January 03, 2015



At the onset, let me make one thing clear; I am a Hindu and extremely proud of that and I have no qualms whatsoever in saying this even on a public platform like Blogger though there are several aspects in modern day Hinduism that I do not approve of or practice at a personal level. Before I am appalled by netizens as being 'communal', I would like to make it clear that I do respect all other religions. Anyway, the concept of Karma, the principle of Vasudhaiva Kutumbakam (the world is a family) and worshiping the various elements of Mother Nature are some of the things that differentiates Hinduism from the rest. However, the protests against the religious satire 'PK' connotes that a section of modern day Hindus is hell bent upon scuttling all kinds of criticism and imposing their narrow-minded views on others with utter disregard for freedom of expression and speech. And by doing this, these 'self-appointed' monitors of Hinduism are destroying that very essence that the religion of the Vedas is based on - Tolerance.
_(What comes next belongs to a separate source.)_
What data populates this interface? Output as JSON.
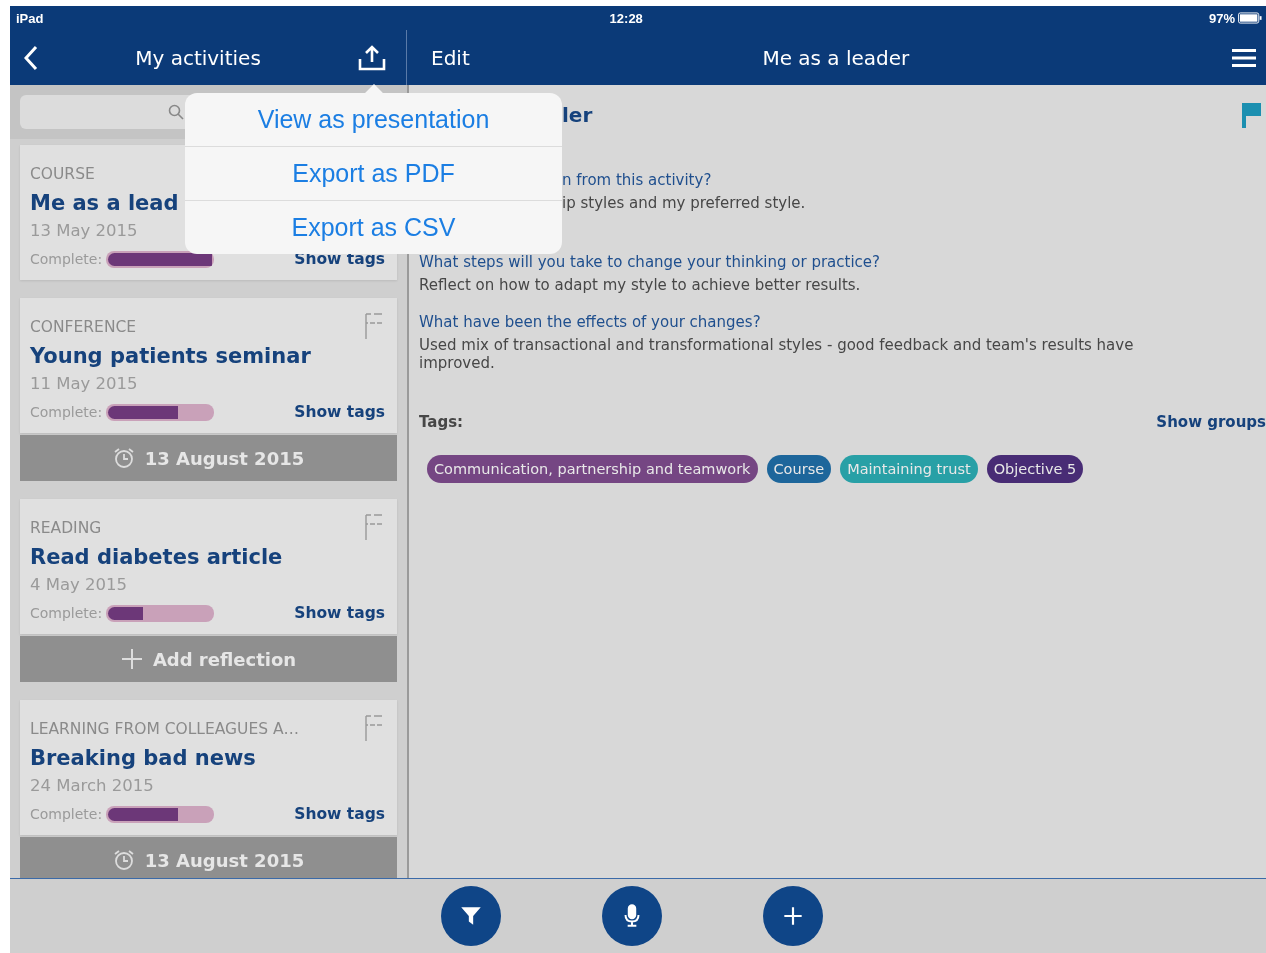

Good cinema or any piece of art is a reflection of the contemporary state of the society. Whether we like it or not, nobody can deny that in a country like ours where spirituality continues to be an integral part of life, commercialization of religion is a reality. In the last few years, there have been several cases of self-styled godmen, rather 'conmen' across all major religions, taking thousands of innocent and naive people for a ride and exploiting them financially, sexually and emotionally while promising to get them rid of the problems ailing them. The larger message that movies like 'PK' and 'Oh my God' before that are trying to make is that we need to stay away from such people who act as 'middle men' or 'Dalals' between God and the people. Hinduism is a faith where the relation between the Parmathma (God) and the Athma (Human Soul) has always been a personal one; it is for every Hindu to find a way to connect to the Lord and there is no need for any Guru or saint to act as a mediator. Hence, instead of protesting against the movie, saffron groups need to look at the message at the center of the movie and educate people so that they are not 'used' by pseudo-religious leaders to serve their own selfish interests.

Keeping the controversy around the movie aside, what worries me the most is the growing 'concern' amongst Hindus that their religion, their ancient traditions and customs are under some grave threat in modern, secular India. Call it successive Congress government's pro-minority policies or propaganda spread by left wing saffron outfits, a significant number of Hindus are feeling threatened that they will be reduced to being a minority in their own land - the Subcontinent. The persecution of followers of Vedism in neighboring Pakistan and Bangladesh, which once were a part of what the saffronists refer to as 'Akhand Bharat' has only added fuel to the fire. The protest by fringe elements against 'PK' is yet another manifestation of these 'fears'. What baffles me is that how little these men who are supposedly fighting to protect 'Hinduism' know about it.

One of the oldest faiths in the world, Hinduism has seen several tough phases in its over 3,000 long history, only to bounce back and emerge stronger than ever. Be it negotiating the challenge posed by the rapid rise of Buddhism between 3rd BC century to around 6th century AD or the advent of Islam in the Sub-Continent in medieval ages or forced conversion by European missionaries beginning with 16th century, it has faced bigger challenges in the past all thanks to its unique ability to adapt and re-invent itself to stay relevant. In my opinion, as Hinduism, its doctrine and principles travel far and wide and reaches millions of people outside the country, the real threat that the religion is facing as of today is the rise of 'extremist' ideology that may rob it of some of its greatest strengths under the guise of protecting it.

While ancient religions in places like Egypt, Central Asia and Europe are a part of the history books, Hinduism has survived, rather it is thriving. The reason for this is the fact that it is, as the Supreme Court of India once defined it, 'a way of life'. Unlike several other prominent faiths, it is not based on a particular book, neither does it have one particular way of worship and more surprisingly, the Hindu pantheon consists of over 33 crore Gods including the holy cow, trees, animals and so on. Hindus in different parts of the country follow diverse religious customs and traditions, sometimes contradicting each other. However, accepting and respecting difference of opinion and beliefs is one of the most important tenets of Hinduism. Hence, unlike several other faiths that are rather 'rigid' in their outlook, Hinduism is far more accommodating. Moreover, in its long history, it has seen important reformist movements wherein archaic and irrelevant practices like animal sacrifice and Sati have been largely weeded out. However, the philosophy at its core - of love, of compassion, of non-violence, of having a broader outlook and of being tolerant towards diverse views has always remained the same. Unfortunately, this is this very core that the right wing groups are attacking. It is not about 'PK' or 'Oh my God'; it is about how we Hindus want our great religion to evolve as we move ahead. The choice we make today will be crucial, perhaps the most defining phase in the history of our religion.